- "JoinCalifornia - 04-07-1998 Election". Joincalifornia.com.
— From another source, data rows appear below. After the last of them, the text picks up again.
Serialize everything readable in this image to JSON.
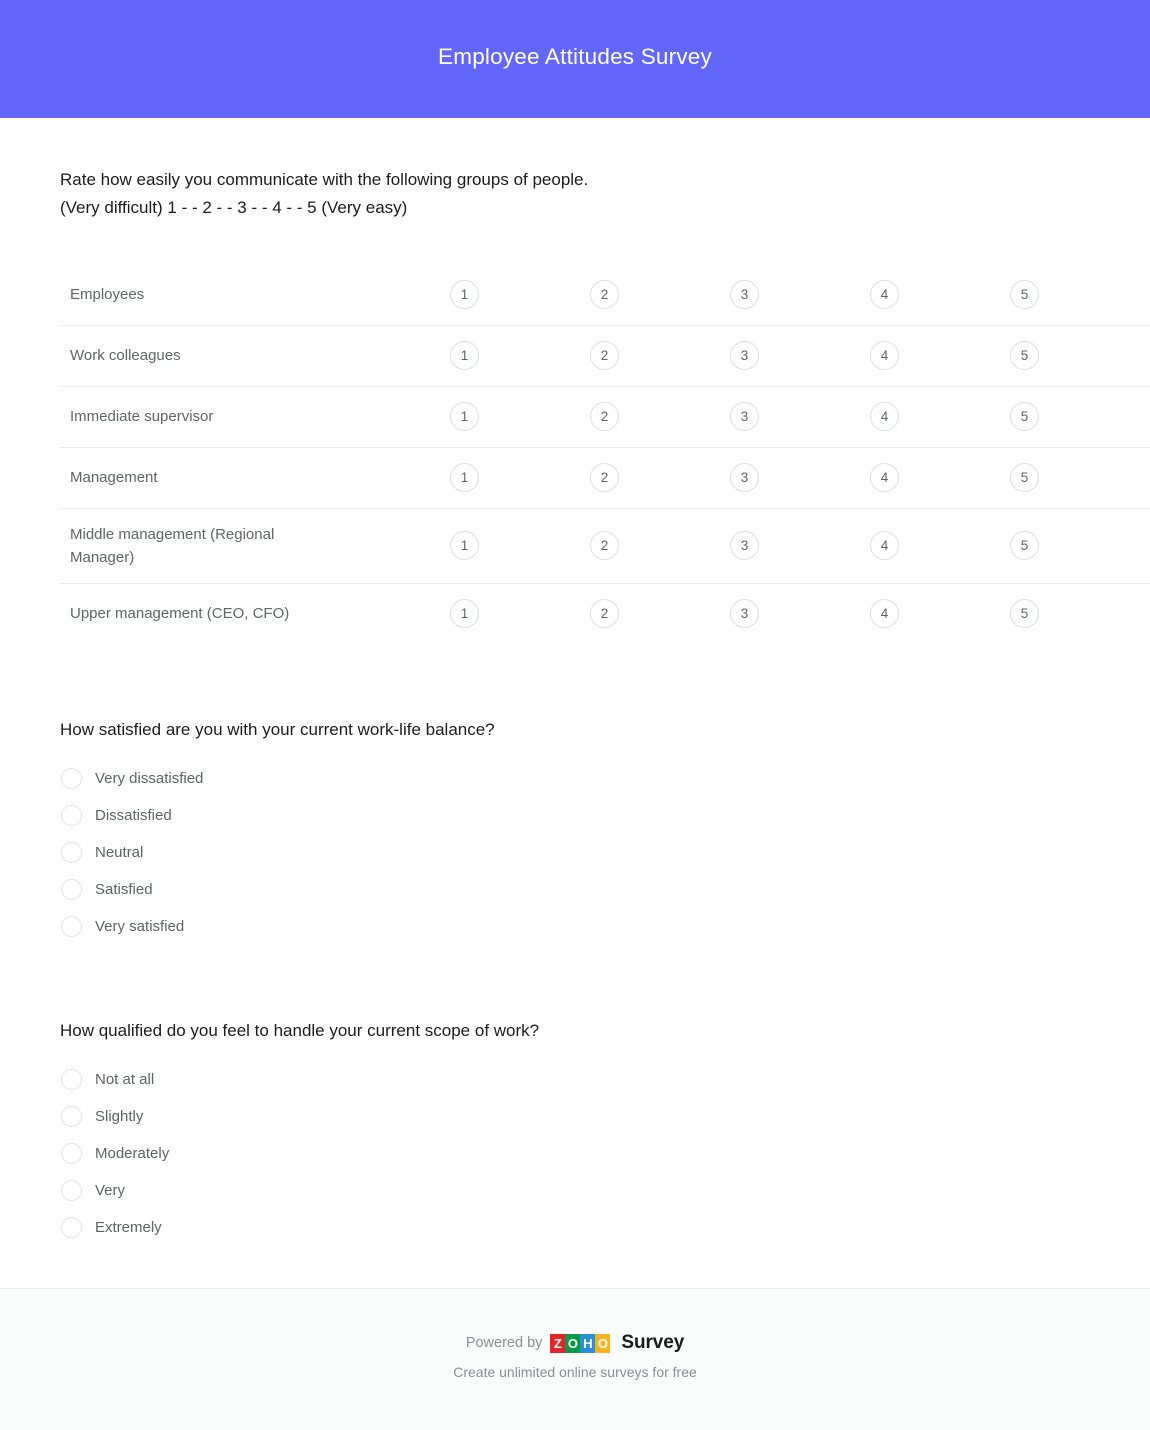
{
  "header": {
    "title": "Employee Attitudes Survey",
    "background_color": "#6366fb",
    "title_color": "#ffffff"
  },
  "questions": [
    {
      "type": "matrix",
      "prompt_line1": "Rate how easily you communicate with the following groups of people.",
      "prompt_line2": "(Very difficult) 1 - - 2 - - 3 - - 4 - - 5 (Very easy)",
      "scale": [
        "1",
        "2",
        "3",
        "4",
        "5"
      ],
      "rows": [
        "Employees",
        "Work colleagues",
        "Immediate supervisor",
        "Management",
        "Middle management (Regional Manager)",
        "Upper management (CEO, CFO)"
      ]
    },
    {
      "type": "radio",
      "prompt": "How satisfied are you with your current work-life balance?",
      "options": [
        "Very dissatisfied",
        "Dissatisfied",
        "Neutral",
        "Satisfied",
        "Very satisfied"
      ]
    },
    {
      "type": "radio",
      "prompt": "How qualified do you feel to handle your current scope of work?",
      "options": [
        "Not at all",
        "Slightly",
        "Moderately",
        "Very",
        "Extremely"
      ]
    }
  ],
  "footer": {
    "powered_by": "Powered by",
    "brand_tiles": [
      "Z",
      "O",
      "H",
      "O"
    ],
    "brand_product": "Survey",
    "tagline": "Create unlimited online surveys for free",
    "tile_colors": {
      "z": "#e42527",
      "o1": "#089949",
      "h": "#2a8fd4",
      "o2": "#f9b21d"
    }
  }
}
Retrieved December 11, 2014.
- "Statistics of the Congressional Election of November 3, 1998", Office of the Clerk of the United States House of Representatives (retrieved on August 3, 2009).
- Office of the California Secretary of State Archived March 24, 2009, at the Wayback Machine "United States Representative in Congress, (retrieved on August 3, 2009).
- Office of the California Secretary of State Archived November 11, 2010, at the Wayback Machine "United States Representative in Congress", (retrieved on August 3, 2009).
- Office of the California Secretary of State Archived March 25, 2009, at the Wayback Machine "United States Representative in Congress", (retrieved on August 3, 2009).
- Office of the California Secretary of State Archived November 15, 2012, at the Wayback Machine "United States Representative in Congress", (retrieved on August 3, 2009).
- Office of the California Secretary of State Archived December 21, 2008, at the Wayback Machine "United States Representative in Congress", (retrieved on August 3, 2009).
- "2010 general election results" (PDF).
- "Office of the California Secretary of State" (PDF). Archived from the original (PDF) on October 19, 2013. Retrieved January 21, 2014.
- "Text of Barbara Lee's dissent against the war in Afghanistan on the House Floor". Archived from the original on September 23, 2005. Retrieved August 12, 2005. September 15, 2001
- Alone on the Hill Mother Jones, September 20, 2001, interview with Barbara Lee
- Permanent Occupation Rep. Barbara Lee, In These Times, September 29, 2005
- A Progressive State of the Union Barbara Lee and Lynn Woolsey, In These Times, January 31, 2006
- Rep. Barbara Lee: Lone Lawmaker to Vote Against 2001 Authorization - video report by Democracy Now!, October 7, 2009
- Congresswoman Barbara Lee official U.S. House website
- Barbara Lee for Congress campaign website
- Appearances on C-SPAN
- Barbara Lee at Curlie
- Biography at the Biographical Directory of the United States Congress
- Financial information (federal office) at the Federal Election Commission
- Legislation sponsored at the Library of Congress
- Profile at Vote Smart
- Inventory of the Barbara Lee Papers, African American Museum & Library at Oakland, Oakland Public Library.